As I ride my bike across the country, I see so many people driving ridiculously large vehicles. Along with it goes a lot of self-congratulatory flag waving. I remember when I was growing up, patriotism and faith were taken for granted. It seemed impolite to get too pushy with them though. These days, the US has turned into a nation of Pharisees with obligatory citations about the Lord, and Support the Troops everywhere. Every store and every other home must be waving a flag. It is a disgusting display and perhaps indicative of the underlying insecurity in all of us. We can keep denying it out loud but deep down, no matter on which side of the cultural divide you happen to stand, we know our time is at hand. The jingoism and over-the-top religiosity on the right and the technology-will-save-us delusions on the left are so much magical thinking–the real American pastime.

A prairie in the foreground with two hills in the middle distance and mountains in the far distance.
The landforms in Wyoming are quite varied. There is not much vegetation to get in the way of marveling and wondering about the processes that created them.

The Fermi paradox is one in which though it is mathematically probable that there should other civilizations like ours in the universe, there is to date no evidence of it. Carl Sagan proposed that it was because technological civilizations wipe themselves out after existing for only a short period of time.

Here is how it works: our civilization came into “electromagnetic awareness” with the broadcast of the first transatlantic radio signal in 1901. If things keep progressing as they are, how many more years will our civilization have the ability to send and receive radio signals?  For the sake of discussion, let’s say another 80 years. That means our civilization will have been electromagnetically aware for about 200 years.  For another civilization to detect ours, they must become electromagnetically aware just sometime during the two hundred year interval that our broadcasts are reaching their planet.  If that interval falls before or after the two hundred year period during which they are aware, they will have had no idea that we existed. And likewise for the broadcasts of other civilizations reaching our planet.

Fluffy clouds in a blue sky over a plain with granite mountains in the background.
The fluffy clouds on this day played well with the mountain landscape. Near Jeffry City, WY.

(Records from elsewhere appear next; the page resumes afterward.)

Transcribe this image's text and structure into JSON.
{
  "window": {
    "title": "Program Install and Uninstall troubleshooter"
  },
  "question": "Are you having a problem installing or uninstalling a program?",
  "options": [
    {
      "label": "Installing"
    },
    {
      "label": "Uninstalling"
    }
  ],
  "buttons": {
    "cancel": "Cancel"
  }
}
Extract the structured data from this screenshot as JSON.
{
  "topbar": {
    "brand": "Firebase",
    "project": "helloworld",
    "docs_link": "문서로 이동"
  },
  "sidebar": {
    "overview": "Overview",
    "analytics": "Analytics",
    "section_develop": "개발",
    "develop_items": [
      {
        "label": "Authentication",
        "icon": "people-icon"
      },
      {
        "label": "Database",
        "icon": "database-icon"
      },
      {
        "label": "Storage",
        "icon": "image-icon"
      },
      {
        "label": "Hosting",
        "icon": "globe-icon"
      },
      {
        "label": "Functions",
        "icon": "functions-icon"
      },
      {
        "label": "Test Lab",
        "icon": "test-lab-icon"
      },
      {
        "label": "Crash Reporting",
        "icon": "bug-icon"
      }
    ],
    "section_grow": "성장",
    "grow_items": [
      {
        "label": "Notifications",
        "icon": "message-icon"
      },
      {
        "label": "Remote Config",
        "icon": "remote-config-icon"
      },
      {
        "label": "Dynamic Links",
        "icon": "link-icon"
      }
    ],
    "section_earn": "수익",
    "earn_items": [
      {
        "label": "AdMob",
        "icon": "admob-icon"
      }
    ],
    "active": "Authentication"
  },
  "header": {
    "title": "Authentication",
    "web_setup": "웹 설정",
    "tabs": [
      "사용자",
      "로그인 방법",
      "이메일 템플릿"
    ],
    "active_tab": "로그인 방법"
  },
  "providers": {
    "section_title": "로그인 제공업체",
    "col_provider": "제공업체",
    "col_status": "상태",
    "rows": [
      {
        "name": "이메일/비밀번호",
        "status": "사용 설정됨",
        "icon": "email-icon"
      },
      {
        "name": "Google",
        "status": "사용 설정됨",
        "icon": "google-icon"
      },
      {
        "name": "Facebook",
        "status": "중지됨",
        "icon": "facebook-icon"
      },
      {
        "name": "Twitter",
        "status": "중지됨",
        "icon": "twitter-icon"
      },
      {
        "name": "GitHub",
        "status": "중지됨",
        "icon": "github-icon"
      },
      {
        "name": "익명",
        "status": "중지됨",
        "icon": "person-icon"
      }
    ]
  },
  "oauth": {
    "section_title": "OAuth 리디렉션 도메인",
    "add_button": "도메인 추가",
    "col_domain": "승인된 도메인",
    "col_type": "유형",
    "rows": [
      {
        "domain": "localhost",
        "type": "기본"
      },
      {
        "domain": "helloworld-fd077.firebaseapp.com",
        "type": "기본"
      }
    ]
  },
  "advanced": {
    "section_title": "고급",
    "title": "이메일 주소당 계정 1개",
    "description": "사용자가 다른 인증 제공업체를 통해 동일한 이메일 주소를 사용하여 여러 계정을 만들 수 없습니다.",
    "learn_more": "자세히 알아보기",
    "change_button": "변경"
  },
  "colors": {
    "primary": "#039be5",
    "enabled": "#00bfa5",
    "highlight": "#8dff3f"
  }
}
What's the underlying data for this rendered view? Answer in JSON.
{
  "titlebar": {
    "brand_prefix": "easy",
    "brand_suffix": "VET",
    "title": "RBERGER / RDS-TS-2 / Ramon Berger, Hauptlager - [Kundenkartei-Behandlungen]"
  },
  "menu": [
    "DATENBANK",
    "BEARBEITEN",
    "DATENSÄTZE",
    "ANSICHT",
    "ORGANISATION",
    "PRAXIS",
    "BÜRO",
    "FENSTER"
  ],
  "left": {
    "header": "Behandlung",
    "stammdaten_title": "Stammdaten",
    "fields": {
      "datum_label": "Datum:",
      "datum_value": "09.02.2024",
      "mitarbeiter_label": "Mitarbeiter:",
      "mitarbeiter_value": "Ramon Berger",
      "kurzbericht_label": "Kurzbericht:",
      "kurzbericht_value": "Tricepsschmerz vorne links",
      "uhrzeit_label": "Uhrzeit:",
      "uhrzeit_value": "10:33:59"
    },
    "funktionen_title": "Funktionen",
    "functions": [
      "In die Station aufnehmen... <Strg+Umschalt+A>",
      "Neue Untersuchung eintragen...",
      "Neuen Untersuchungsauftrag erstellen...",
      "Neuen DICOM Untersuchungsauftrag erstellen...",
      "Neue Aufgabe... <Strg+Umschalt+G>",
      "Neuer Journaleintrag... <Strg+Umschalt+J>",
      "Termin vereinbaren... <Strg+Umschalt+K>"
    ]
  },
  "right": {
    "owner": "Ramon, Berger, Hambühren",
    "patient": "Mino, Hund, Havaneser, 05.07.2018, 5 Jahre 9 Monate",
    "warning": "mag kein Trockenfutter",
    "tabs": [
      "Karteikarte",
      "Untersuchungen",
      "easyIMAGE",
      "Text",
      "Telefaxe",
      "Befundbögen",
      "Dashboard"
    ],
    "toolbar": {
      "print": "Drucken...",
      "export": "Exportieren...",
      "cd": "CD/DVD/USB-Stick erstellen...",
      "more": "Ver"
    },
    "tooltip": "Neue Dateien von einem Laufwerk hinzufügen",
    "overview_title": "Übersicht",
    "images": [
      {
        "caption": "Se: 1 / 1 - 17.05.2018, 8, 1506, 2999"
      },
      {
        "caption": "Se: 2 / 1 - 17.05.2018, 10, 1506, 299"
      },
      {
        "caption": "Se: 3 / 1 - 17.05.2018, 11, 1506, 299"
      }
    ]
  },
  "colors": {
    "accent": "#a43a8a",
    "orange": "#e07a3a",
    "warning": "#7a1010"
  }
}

This disturbing conjecture is more so when considering nearly all of the great civilizations that came before ours eventually collapsed. In most cases, one can find the pattern of elites refusing to acknowledge changes in environmental circumstances, or refusing to adopt technologies that might have prolonged the life of their society. The difference now is that our civilization is global. And so, as we are seeing, the ecological consequences of our failure to acknowledge the truth and act on it are global.

The inability, or unwillingness, to face up to the truth is a human pattern. So, we should not be surprised that so much injustice of the past and present is never acknowledged, dooming us to making the same mistakes over and over again. Our fate seems inevitable.

I admit that I may be engaging in a form of exceptionalism myself as I work on various campaigns to bring about change for the better. The evidence is not encouraging. But, to do nothing, in addition to making doom a kind of self-fulfilling prophecy, seems immoral. There is nothing else to do but keep pedaling.